by Colton Campbell

Madi Fleming spent her childhood summers in a gymnasium, watching her mother – a volleyball coach at a high school in Columbus, Georgia – host open tryouts and practices.

Madi FlemingSo it came as no surprise that Fleming chose volleyball as her preferred extracurricular activity once she got older. Her mother, Donna, was charged with launching the volleyball program at Columbus High, Fleming’s alma mater.

Now, 16 years after she first started volleying a ball over the net, she’s in the middle of her last season as a student-athlete at the University of West Georgia.

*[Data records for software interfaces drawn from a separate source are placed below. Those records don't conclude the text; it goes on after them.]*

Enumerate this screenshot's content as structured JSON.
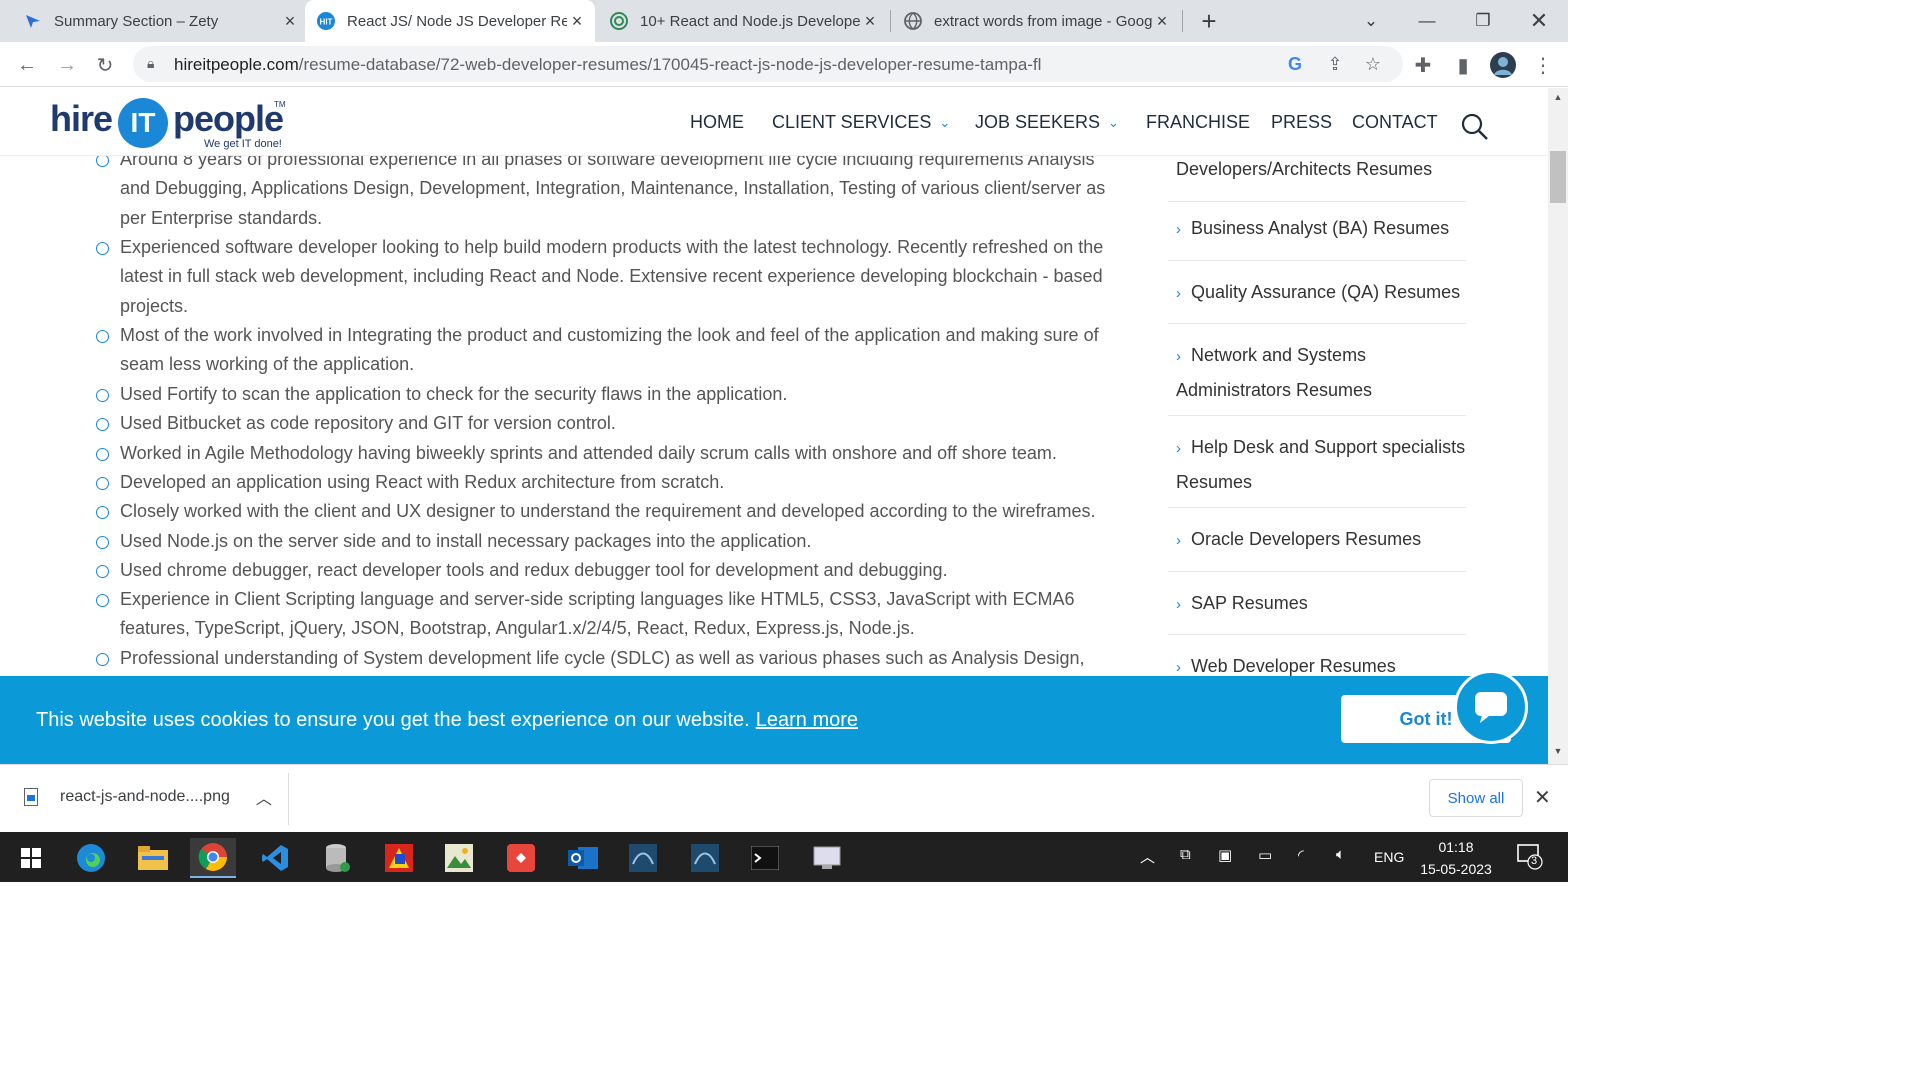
{
  "browser": {
    "tabs": [
      {
        "title": "Summary Section – Zety",
        "active": false
      },
      {
        "title": "React JS/ Node JS Developer Res",
        "active": true
      },
      {
        "title": "10+ React and Node.js Develope",
        "active": false
      },
      {
        "title": "extract words from image - Goog",
        "active": false
      }
    ],
    "url_domain": "hireitpeople.com",
    "url_path": "/resume-database/72-web-developer-resumes/170045-react-js-node-js-developer-resume-tampa-fl"
  },
  "site": {
    "logo": {
      "hire": "hire",
      "it": "IT",
      "people": "people",
      "tm": "TM",
      "tagline": "We get IT done!"
    },
    "nav": [
      "HOME",
      "CLIENT SERVICES",
      "JOB SEEKERS",
      "FRANCHISE",
      "PRESS",
      "CONTACT"
    ]
  },
  "content": {
    "paragraphs": [
      "Around 8 years of professional experience in all phases of software development life cycle including requirements Analysis and Debugging, Applications Design, Development, Integration, Maintenance, Installation, Testing of various client/server as per Enterprise standards.",
      "Experienced software developer looking to help build modern products with the latest technology. Recently refreshed on the latest in full stack web development, including React and Node. Extensive recent experience developing blockchain - based projects.",
      "Most of the work involved in Integrating the product and customizing the look and feel of the application and making sure of seam less working of the application.",
      "Used Fortify to scan the application to check for the security flaws in the application.",
      "Used Bitbucket as code repository and GIT for version control.",
      "Worked in Agile Methodology having biweekly sprints and attended daily scrum calls with onshore and off shore team.",
      "Developed an application using React with Redux architecture from scratch.",
      "Closely worked with the client and UX designer to understand the requirement and developed according to the wireframes.",
      "Used Node.js on the server side and to install necessary packages into the application.",
      "Used chrome debugger, react developer tools and redux debugger tool for development and debugging.",
      "Experience in Client Scripting language and server-side scripting languages like HTML5, CSS3, JavaScript with ECMA6 features, TypeScript, jQuery, JSON, Bootstrap, Angular1.x/2/4/5, React, Redux, Express.js, Node.js.",
      "Professional understanding of System development life cycle (SDLC) as well as various phases such as Analysis Design,"
    ],
    "sidebar": [
      "Developers/Architects Resumes",
      "Business Analyst (BA) Resumes",
      "Quality Assurance (QA) Resumes",
      "Network and Systems Administrators Resumes",
      "Help Desk and Support specialists Resumes",
      "Oracle Developers Resumes",
      "SAP Resumes",
      "Web Developer Resumes"
    ]
  },
  "cookie": {
    "message": "This website uses cookies to ensure you get the best experience on our website.",
    "learn_more": "Learn more",
    "button": "Got it!"
  },
  "downloads": {
    "file": "react-js-and-node....png",
    "show_all": "Show all"
  },
  "system": {
    "language": "ENG",
    "time": "01:18",
    "date": "15-05-2023",
    "notifications": "3"
  },
  "colors": {
    "accent": "#1a87d7",
    "cookie_bg": "#0b9ad7",
    "logo_navy": "#1f3a6e",
    "taskbar": "#202020"
  }
}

“I’m definitely going to miss playing this sport I love at such a high level,” said Fleming, who chose UWG after her first recruitment visit to campus. “I’m going to miss the team dynamic and how I’ve gotten the chance to know so many different people over the years here. We will always have that special bond, and I’ll always love playing volleyball, but it’s never going to be the same.”

When Fleming graduates later this academic year with a degree in business management, she hopes to land a job and continue her schooling with the pursuit of an MBA degree.

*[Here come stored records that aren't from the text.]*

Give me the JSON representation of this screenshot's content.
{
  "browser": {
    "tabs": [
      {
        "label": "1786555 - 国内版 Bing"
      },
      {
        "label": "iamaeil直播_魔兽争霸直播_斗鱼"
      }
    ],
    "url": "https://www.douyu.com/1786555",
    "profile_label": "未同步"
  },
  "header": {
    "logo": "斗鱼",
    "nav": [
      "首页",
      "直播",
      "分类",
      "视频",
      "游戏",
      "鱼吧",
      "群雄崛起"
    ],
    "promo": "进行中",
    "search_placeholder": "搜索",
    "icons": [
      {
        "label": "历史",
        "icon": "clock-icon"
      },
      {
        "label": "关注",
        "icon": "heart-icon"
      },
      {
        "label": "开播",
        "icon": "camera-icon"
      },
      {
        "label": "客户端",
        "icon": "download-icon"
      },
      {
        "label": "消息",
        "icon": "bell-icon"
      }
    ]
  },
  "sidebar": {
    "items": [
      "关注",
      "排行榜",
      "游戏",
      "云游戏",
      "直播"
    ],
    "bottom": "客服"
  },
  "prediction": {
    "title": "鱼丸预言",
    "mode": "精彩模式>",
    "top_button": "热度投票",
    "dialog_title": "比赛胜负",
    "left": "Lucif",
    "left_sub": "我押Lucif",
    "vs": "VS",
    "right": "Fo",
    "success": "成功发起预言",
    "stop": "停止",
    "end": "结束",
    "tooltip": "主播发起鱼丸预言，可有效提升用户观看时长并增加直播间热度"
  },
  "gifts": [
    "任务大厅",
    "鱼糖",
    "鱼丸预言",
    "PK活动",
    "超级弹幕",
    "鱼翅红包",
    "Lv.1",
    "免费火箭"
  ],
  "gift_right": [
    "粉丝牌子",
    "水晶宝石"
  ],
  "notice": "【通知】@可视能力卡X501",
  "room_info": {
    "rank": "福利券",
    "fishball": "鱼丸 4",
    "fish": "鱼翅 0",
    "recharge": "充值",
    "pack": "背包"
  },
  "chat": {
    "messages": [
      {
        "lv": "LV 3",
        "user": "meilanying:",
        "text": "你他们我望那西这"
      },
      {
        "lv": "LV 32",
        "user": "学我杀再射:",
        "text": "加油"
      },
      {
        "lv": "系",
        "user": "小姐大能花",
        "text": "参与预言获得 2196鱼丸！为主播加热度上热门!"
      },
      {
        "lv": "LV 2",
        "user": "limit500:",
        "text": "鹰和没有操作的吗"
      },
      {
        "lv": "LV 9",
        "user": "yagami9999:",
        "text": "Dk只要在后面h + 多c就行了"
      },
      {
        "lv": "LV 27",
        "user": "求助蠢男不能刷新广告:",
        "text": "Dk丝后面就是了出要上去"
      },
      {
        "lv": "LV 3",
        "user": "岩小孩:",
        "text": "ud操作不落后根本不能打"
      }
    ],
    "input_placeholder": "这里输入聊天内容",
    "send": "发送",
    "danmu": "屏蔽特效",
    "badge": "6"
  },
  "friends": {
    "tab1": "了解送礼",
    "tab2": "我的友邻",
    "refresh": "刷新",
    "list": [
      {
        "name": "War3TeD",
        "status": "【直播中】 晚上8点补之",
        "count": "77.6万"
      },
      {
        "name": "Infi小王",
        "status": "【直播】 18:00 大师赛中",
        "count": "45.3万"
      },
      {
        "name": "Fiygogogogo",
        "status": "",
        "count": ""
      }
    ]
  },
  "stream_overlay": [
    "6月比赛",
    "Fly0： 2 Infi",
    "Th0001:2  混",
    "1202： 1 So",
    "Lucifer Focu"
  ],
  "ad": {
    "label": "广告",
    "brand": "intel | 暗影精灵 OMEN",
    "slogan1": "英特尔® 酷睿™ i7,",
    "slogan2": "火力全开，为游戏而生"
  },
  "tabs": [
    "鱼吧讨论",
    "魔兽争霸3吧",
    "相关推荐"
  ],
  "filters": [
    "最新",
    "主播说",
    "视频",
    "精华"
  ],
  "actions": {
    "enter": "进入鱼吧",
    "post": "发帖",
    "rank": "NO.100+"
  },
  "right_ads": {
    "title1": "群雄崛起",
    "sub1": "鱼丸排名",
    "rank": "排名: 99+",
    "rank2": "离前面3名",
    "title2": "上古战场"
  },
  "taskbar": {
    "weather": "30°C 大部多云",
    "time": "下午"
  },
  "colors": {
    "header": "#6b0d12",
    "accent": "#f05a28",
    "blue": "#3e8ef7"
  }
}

“I would love to have a career in the corporate world where I can start out at an entry-level position and climb the ladder through the years until I’m in a leadership role,” Fleming said. “My dad started off as a bank teller and built his way up to where he is now. Seeing how he’s progressed through promotions has been really inspiring for me.”

As a setter on the team, Fleming is responsible for deciding which of her teammates is best-positioned to score and, thus, who she should set up to deliver a scoring shot.

“I have to be very accustomed to seeing what the next play should be and deciding who should get the ball,” she said. “That means I have to know everyone really well because I have to translate what our coach wants to happen in a play to what can actually happen on the court. And I have to do that on the fly.”

That requires a good amount of chemistry and team building both on and off the court, Fleming said.

“It’s a big responsibility, and I’ve had to step up my maturity level over the years so that I can be in a position where I’m nurturing the younger people on our team to get them on the same page as everyone else on what our plan of attack will be,” Fleming said. “Because at the end of the day, volleyball is a team sport, and we have to be comfortable and confident in how we know we can perform.”

She’s performing well. For her junior season last year, Fleming played in 91 sets, totaling 37 kills (successful, legal, point-scoring plays) out of 139 total attacks, or attempts. On the defensive side, the setter totaled 182 digs (defensive contacts resulting in a playable ball) and 22 blocks, or deflections of the ball.

One of Fleming’s teammates, fellow senior and outside hitter McKenna Wharton, has become a particularly good friend. The rest of the team call Fleming and Wharton “double trouble,” Fleming said.

“It’s been so great to share these four years and build memories with such a great friend who will be in my life forever,” Fleming said. “The pace is crazy in college volleyball – even more intense than high school. That really emphasizes the need for the team dynamic to be strong as early as possible. It really comes down to which team can be more mature and click together faster. That’s been the difference-maker in a lot of matches.”

Photography by Julia Mothersole

Posted on November 4, 2019